In at least two locations in the Federalist Papers the authors define the purpose of government in terms of the protection of property. In Federalist 10, James Madison explains that the differences in the faculties of men is the source of the rights of property and that “the protection of these faculties is the first object of government.” Again in Federalist 54 Madison states that “government is instituted no less for protection of the property than of the persons of individuals.” It is interesting at this point to note that one of the first goals of a socialist or communist regime is to eliminate private ownership of property.
Comparison of this view of the purpose of government with that of John Locke can establish at least a very strong Lockean influence upon the philosophy of the Federalist at a fundamental and integral level, namely the purpose of government.
For comparison, let’s examine John Locke’s opinion on the purpose of government. In his Second Treatise of Government, Locke asserts that once a man has entered into civil society he is assured protection of “his person, actions, possessions, and his whole property....” The protection that man receives from the government is necessary because upon entering civil society, Locke claims that man must relinquish “as much of his natural liberty in providing for himself, as the good, prosperity, and safety of the society shall require....”
In another section of the Second Treatise of Government, Locke reaffirms his belief that “governments the laws regulate the right of property, and the possession of lands is determined by positive constitutions....” It seems apparent that in forming a government, men unite the defense of their property with that of another or many others and place all under obligation to a constitution.
It could be inferred then that it is government’s first obligation to protect and preserve property and right to ownership thereof that give it first life. If men, in forming governments and thereby relinquishing some of their natural rights over their property, feel betrayed by unconstitutional encroachments by that same government, then it appears that they are naturally empowered to form a new government that more fully satisfies the purpose of its original creation.
The right to alter or abolish one’s government is evident in the foundational documents of our republic.
In the Declaration of Independence, Thomas Jefferson asserts that whenever any form of government becomes destructive of these ends (life, liberty, and the pursuit of happiness), it is the right of the people to alter or to abolish said government, and to institute new government, laying its foundation on such principles and organizing its powers in such form, as to them shall seem most likely to effect their safety and happiness. It seems here apparent that Jefferson considered the right to abolish or alter one’s government a primary right and indeed a right which must be kept by the people if they are to expect their government to function properly and within its afforded sphere of delegated powers.
Publius also recognized the preeminence of the right of man over his government. In Federalist 28, Alexander Hamilton (as Publius) claims that the people’s right of self-defense (defending oneself against unlawful infringement by his government) is “original.” That the right of self-defense is “original” means that it existed before the formation of the state.
In fact, it may be said that the state was created by man to unite himself with others with a common view of the good, and as a result of the commonality of that view, the state became a defensive organization to protect its members from intrusion by men of opposing views. Hamilton asserts that since the right of the people to defend themselves cannot be taken from them, that right will always be a means of controlling those by whom they are governed.

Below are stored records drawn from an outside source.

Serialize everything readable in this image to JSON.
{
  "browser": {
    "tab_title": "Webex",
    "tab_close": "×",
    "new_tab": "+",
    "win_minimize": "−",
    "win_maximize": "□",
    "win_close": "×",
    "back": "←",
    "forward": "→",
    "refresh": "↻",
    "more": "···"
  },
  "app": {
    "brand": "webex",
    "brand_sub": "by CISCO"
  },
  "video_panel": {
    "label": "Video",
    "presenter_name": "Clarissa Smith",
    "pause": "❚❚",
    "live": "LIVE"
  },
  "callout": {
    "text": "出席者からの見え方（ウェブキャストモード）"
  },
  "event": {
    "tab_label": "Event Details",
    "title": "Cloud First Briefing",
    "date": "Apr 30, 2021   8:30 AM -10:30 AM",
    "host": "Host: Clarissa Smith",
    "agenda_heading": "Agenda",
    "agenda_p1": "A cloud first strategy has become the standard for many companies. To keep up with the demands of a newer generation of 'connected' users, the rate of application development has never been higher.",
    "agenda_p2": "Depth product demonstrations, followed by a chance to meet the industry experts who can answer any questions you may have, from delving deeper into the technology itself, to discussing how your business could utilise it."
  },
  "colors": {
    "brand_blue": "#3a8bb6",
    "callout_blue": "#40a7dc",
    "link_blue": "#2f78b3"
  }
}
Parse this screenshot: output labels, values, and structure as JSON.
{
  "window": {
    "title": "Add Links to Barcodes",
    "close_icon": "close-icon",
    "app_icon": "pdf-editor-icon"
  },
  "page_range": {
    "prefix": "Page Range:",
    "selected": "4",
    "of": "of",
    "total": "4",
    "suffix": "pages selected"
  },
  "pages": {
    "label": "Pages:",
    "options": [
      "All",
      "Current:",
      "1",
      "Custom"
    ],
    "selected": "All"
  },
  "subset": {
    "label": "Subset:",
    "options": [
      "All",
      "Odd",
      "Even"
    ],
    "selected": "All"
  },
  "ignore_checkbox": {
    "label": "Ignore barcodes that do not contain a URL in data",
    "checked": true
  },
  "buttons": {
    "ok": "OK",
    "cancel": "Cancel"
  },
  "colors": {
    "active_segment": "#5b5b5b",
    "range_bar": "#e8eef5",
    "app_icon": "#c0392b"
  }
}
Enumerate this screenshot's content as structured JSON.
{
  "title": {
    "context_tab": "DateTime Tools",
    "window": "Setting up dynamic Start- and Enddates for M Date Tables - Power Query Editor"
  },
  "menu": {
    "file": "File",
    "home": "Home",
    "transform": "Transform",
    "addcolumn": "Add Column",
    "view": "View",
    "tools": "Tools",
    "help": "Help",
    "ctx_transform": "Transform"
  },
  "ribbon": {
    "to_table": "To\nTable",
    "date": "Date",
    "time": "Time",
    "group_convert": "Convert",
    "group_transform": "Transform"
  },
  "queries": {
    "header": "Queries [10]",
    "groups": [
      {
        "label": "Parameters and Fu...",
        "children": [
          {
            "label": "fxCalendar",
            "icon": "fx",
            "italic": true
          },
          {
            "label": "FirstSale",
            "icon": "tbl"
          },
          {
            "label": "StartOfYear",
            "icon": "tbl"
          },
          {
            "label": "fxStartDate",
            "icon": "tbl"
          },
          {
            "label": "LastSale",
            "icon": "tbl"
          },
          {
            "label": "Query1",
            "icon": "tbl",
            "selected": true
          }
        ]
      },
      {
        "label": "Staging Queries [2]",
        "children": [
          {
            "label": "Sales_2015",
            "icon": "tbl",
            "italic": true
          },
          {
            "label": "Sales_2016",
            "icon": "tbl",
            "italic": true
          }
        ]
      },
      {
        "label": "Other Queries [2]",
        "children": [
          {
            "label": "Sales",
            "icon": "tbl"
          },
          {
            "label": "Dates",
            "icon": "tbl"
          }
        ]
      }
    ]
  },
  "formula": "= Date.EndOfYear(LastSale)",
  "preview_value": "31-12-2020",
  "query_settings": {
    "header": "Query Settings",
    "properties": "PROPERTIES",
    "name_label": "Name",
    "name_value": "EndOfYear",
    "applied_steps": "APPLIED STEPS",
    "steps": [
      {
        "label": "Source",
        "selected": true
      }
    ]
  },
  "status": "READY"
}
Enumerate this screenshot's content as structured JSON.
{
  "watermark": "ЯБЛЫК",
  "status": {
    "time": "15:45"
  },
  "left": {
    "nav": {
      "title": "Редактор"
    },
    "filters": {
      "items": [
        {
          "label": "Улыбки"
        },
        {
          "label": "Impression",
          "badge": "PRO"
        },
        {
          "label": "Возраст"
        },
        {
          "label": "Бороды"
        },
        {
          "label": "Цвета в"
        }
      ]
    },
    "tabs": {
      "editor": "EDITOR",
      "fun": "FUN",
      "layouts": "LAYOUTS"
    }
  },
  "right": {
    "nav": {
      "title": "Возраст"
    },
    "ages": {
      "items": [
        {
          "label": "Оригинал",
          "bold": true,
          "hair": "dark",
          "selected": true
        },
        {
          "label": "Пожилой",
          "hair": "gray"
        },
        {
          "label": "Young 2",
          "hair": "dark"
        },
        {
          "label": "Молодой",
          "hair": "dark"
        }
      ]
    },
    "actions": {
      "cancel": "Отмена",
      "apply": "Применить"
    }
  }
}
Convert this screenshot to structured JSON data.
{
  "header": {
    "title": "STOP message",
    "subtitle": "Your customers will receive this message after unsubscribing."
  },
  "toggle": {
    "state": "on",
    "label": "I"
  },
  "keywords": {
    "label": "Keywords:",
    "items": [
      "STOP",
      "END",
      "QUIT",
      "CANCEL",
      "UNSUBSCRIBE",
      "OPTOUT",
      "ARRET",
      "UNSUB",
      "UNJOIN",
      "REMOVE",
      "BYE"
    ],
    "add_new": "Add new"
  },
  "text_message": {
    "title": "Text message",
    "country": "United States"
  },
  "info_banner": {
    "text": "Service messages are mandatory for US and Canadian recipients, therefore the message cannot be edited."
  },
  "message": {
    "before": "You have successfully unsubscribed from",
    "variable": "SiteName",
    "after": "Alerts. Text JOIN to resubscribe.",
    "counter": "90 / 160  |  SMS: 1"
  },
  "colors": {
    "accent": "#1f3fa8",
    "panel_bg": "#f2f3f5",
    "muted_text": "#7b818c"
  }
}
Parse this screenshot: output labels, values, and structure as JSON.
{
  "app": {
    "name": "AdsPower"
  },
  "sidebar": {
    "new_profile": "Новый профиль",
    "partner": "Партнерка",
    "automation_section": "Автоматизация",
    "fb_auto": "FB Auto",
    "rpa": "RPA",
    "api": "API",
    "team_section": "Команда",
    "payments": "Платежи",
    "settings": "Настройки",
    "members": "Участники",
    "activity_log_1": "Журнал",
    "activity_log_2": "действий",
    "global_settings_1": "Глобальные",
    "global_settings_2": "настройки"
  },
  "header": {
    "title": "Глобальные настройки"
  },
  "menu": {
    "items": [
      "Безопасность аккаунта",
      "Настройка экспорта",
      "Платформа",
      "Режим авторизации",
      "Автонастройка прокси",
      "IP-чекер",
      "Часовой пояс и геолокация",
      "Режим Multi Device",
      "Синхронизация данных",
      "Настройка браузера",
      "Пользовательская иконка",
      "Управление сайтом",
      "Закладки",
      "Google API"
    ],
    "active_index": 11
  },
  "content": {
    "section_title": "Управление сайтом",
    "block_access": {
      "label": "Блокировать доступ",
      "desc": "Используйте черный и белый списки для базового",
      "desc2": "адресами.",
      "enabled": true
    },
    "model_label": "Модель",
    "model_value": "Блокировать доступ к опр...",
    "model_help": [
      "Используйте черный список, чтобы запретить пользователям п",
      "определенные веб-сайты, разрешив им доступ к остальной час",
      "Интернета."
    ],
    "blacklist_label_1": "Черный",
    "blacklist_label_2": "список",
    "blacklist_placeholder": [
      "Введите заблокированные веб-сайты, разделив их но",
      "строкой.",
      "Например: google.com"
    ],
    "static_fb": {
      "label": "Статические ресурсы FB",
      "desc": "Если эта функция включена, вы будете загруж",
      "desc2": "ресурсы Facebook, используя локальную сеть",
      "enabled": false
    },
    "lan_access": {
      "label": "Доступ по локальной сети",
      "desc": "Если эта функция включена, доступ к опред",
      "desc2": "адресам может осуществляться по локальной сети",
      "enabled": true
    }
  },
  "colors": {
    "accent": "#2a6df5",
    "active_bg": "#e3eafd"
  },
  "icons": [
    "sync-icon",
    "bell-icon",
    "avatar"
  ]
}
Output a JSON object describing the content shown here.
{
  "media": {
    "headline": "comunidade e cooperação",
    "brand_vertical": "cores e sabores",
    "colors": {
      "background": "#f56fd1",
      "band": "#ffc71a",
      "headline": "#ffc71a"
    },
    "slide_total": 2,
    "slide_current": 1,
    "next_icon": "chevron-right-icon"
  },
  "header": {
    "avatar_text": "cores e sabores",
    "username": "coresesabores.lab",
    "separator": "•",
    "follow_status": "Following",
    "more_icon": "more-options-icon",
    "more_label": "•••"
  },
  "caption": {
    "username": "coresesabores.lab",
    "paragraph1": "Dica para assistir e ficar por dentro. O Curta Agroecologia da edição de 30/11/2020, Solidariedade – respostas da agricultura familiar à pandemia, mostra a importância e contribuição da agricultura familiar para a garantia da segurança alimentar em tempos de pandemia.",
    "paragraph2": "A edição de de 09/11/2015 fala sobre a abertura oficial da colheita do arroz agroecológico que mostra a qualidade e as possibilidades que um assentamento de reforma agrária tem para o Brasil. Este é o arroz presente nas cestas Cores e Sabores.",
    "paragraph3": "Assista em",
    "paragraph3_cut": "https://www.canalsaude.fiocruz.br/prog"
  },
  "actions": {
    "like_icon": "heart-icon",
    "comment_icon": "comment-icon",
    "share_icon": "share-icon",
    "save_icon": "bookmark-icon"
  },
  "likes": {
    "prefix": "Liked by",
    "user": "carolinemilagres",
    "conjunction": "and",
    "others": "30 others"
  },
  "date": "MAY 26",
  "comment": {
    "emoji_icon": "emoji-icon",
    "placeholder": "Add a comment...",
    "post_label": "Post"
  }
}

In the republic of the United States, citizens elect representatives. However, if the elected representatives of the people betray their constituents, the people have the inherent right to divest those representatives of their “artificial strength of government.”
The Founding Fathers believed that the power of government was artificial because citizens of a republic elect representatives to do for them what is by nature under their own dominion. Alexander Hamilton explained this principle thus: “The right of colonists, therefore, to exercise a legislative power, is an inherent right. It is founded upon the right of all men to freedom and happiness.”
The question left by these statements is: How do we as citizens know when the time has come for us to overthrow our government and reform ourselves? Hamilton states that the exercising of the “right of self-defense” is defensible only when “there is no resource left.” The voice of the people can be heard in various ways and can be amplified through the election of state and national representatives.
The authors of the Federalist Papers suggest that the only time a nation would be justified in abolishing or altering its government is when all means of effectual representation have been taken away. In Federalist 46, Madison says that any spirit to overthrow a government must “animate and conduct the whole.”
At present, there are yet true and committed patriots to be found among the ranks of our duly elected representatives. Indeed, Americans still possess the power to promote other like-minded men and women and elect them to office in the state and national legislatures.
If, however, the day comes when ballots are useless to thwart the rise of tyranny, then Americans are well within their natural rights to abolish that illegitimate government. The prayers of all citizens of our Republic should call upon Providence to help us avoid being confronted by that difficult decision.